* **WORK TO BE COMPLETED**
The records must be duplicated exactly, with every picture left out.

* **RECORDS PROVIDED**
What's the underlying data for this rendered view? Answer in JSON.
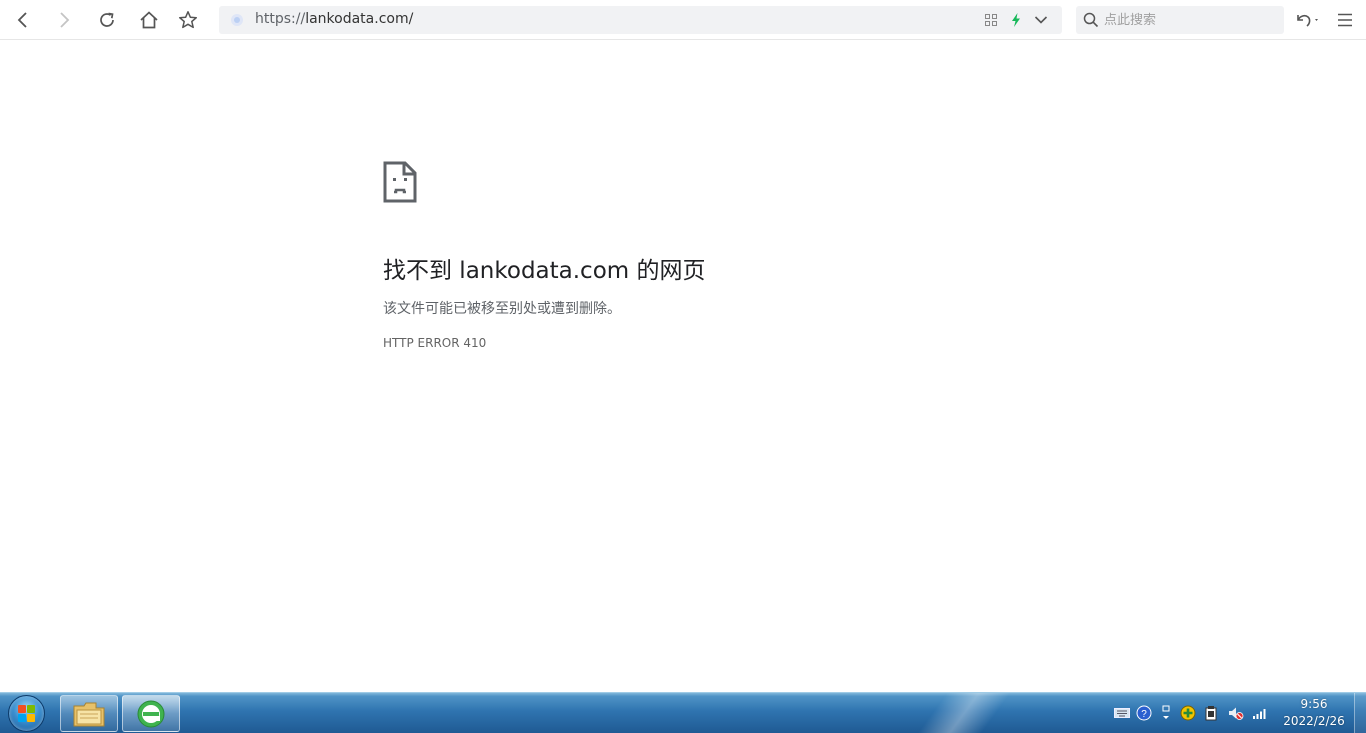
{
  "browser": {
    "address": {
      "url": "https://lankodata.com/"
    },
    "search": {
      "placeholder": "点此搜索"
    },
    "icons": {
      "back": "back-arrow-icon",
      "forward": "forward-arrow-icon",
      "reload": "reload-icon",
      "home": "home-icon",
      "bookmark": "star-icon",
      "qr": "qr-code-icon",
      "speed": "lightning-icon",
      "dropdown": "chevron-down-icon",
      "search": "search-icon",
      "undo": "undo-icon",
      "menu": "hamburger-menu-icon"
    },
    "colors": {
      "lightning": "#18b85a"
    }
  },
  "error_page": {
    "title": "找不到 lankodata.com 的网页",
    "description": "该文件可能已被移至别处或遭到删除。",
    "code": "HTTP ERROR 410"
  },
  "taskbar": {
    "clock": {
      "time": "9:56",
      "date": "2022/2/26"
    },
    "pinned": [
      "file-explorer",
      "browser"
    ]
  }
}
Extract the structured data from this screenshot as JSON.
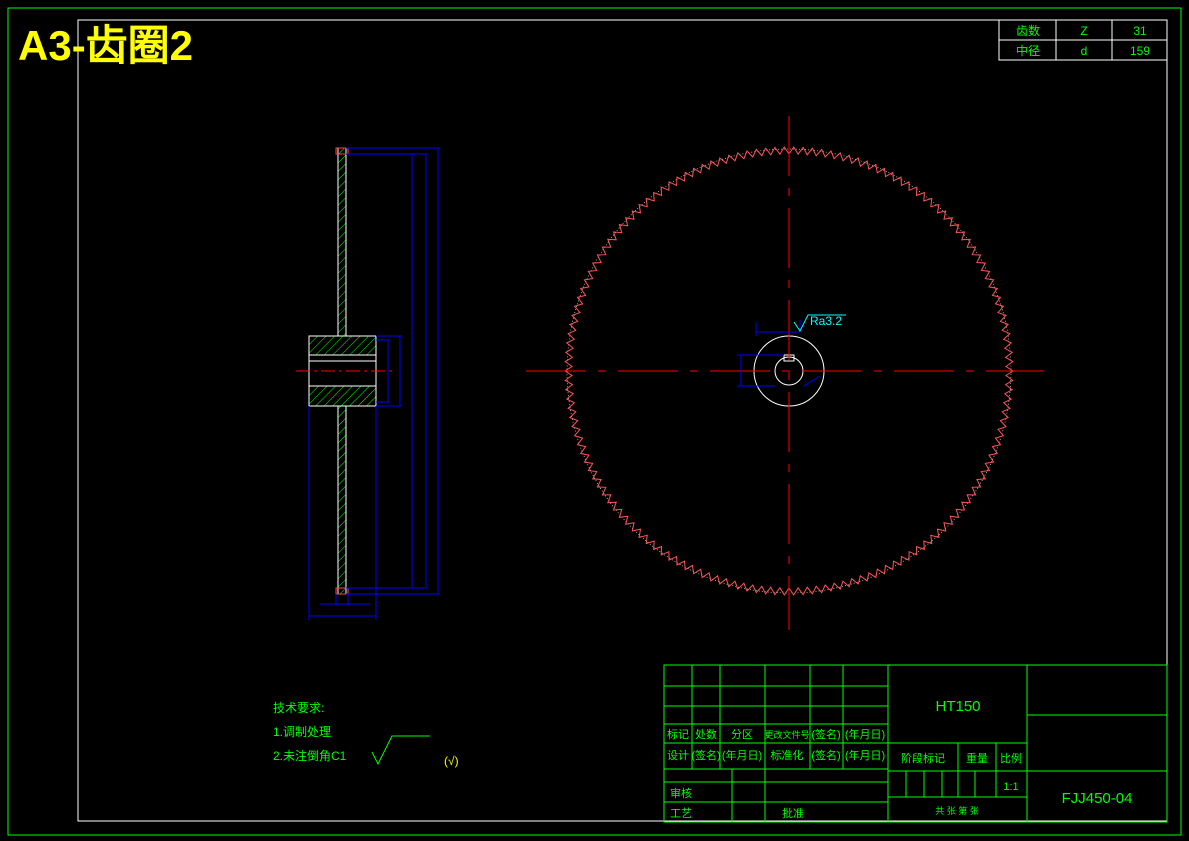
{
  "title": "A3-齿圈2",
  "param_table": {
    "rows": [
      {
        "name": "齿数",
        "symbol": "Z",
        "value": "31"
      },
      {
        "name": "中径",
        "symbol": "d",
        "value": "159"
      }
    ]
  },
  "roughness_label": "Ra3.2",
  "tech_req": {
    "heading": "技术要求:",
    "items": [
      "1.调制处理",
      "2.未注倒角C1"
    ],
    "general_mark": "(√)"
  },
  "title_block": {
    "material": "HT150",
    "drawing_number": "FJJ450-04",
    "scale": "1:1",
    "row_labels": [
      "标记",
      "处数",
      "分区",
      "更改文件号",
      "(签名)",
      "(年月日)"
    ],
    "design_row": [
      "设计",
      "(签名)",
      "(年月日)",
      "标准化",
      "(签名)",
      "(年月日)"
    ],
    "stage_label": "阶段标记",
    "weight_label": "重量",
    "scale_label": "比例",
    "review_label": "审核",
    "process_label": "工艺",
    "approve_label": "批准",
    "sheets_label": "共 张  第 张"
  },
  "colors": {
    "frame": "#00ff00",
    "title": "#ffff00",
    "dim": "#0000ff",
    "center": "#ff0000",
    "outline": "#ffffff",
    "hatch": "#00ff00",
    "text": "#00ff00",
    "annot": "#00ffff"
  }
}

* **EXERCISE RESULT**
What's the underlying data for this rendered view? Answer in JSON.
{
  "browser": {
    "address": {
      "url": "https://lankodata.com/"
    },
    "search": {
      "placeholder": "点此搜索"
    },
    "icons": {
      "back": "back-arrow-icon",
      "forward": "forward-arrow-icon",
      "reload": "reload-icon",
      "home": "home-icon",
      "bookmark": "star-icon",
      "qr": "qr-code-icon",
      "speed": "lightning-icon",
      "dropdown": "chevron-down-icon",
      "search": "search-icon",
      "undo": "undo-icon",
      "menu": "hamburger-menu-icon"
    },
    "colors": {
      "lightning": "#18b85a"
    }
  },
  "error_page": {
    "title": "找不到 lankodata.com 的网页",
    "description": "该文件可能已被移至别处或遭到删除。",
    "code": "HTTP ERROR 410"
  },
  "taskbar": {
    "clock": {
      "time": "9:56",
      "date": "2022/2/26"
    },
    "pinned": [
      "file-explorer",
      "browser"
    ]
  }
}
Extract the structured data from this screenshot as JSON.
{
  "title": "A3-齿圈2",
  "param_table": {
    "rows": [
      {
        "name": "齿数",
        "symbol": "Z",
        "value": "31"
      },
      {
        "name": "中径",
        "symbol": "d",
        "value": "159"
      }
    ]
  },
  "roughness_label": "Ra3.2",
  "tech_req": {
    "heading": "技术要求:",
    "items": [
      "1.调制处理",
      "2.未注倒角C1"
    ],
    "general_mark": "(√)"
  },
  "title_block": {
    "material": "HT150",
    "drawing_number": "FJJ450-04",
    "scale": "1:1",
    "row_labels": [
      "标记",
      "处数",
      "分区",
      "更改文件号",
      "(签名)",
      "(年月日)"
    ],
    "design_row": [
      "设计",
      "(签名)",
      "(年月日)",
      "标准化",
      "(签名)",
      "(年月日)"
    ],
    "stage_label": "阶段标记",
    "weight_label": "重量",
    "scale_label": "比例",
    "review_label": "审核",
    "process_label": "工艺",
    "approve_label": "批准",
    "sheets_label": "共 张  第 张"
  },
  "colors": {
    "frame": "#00ff00",
    "title": "#ffff00",
    "dim": "#0000ff",
    "center": "#ff0000",
    "outline": "#ffffff",
    "hatch": "#00ff00",
    "text": "#00ff00",
    "annot": "#00ffff"
  }
}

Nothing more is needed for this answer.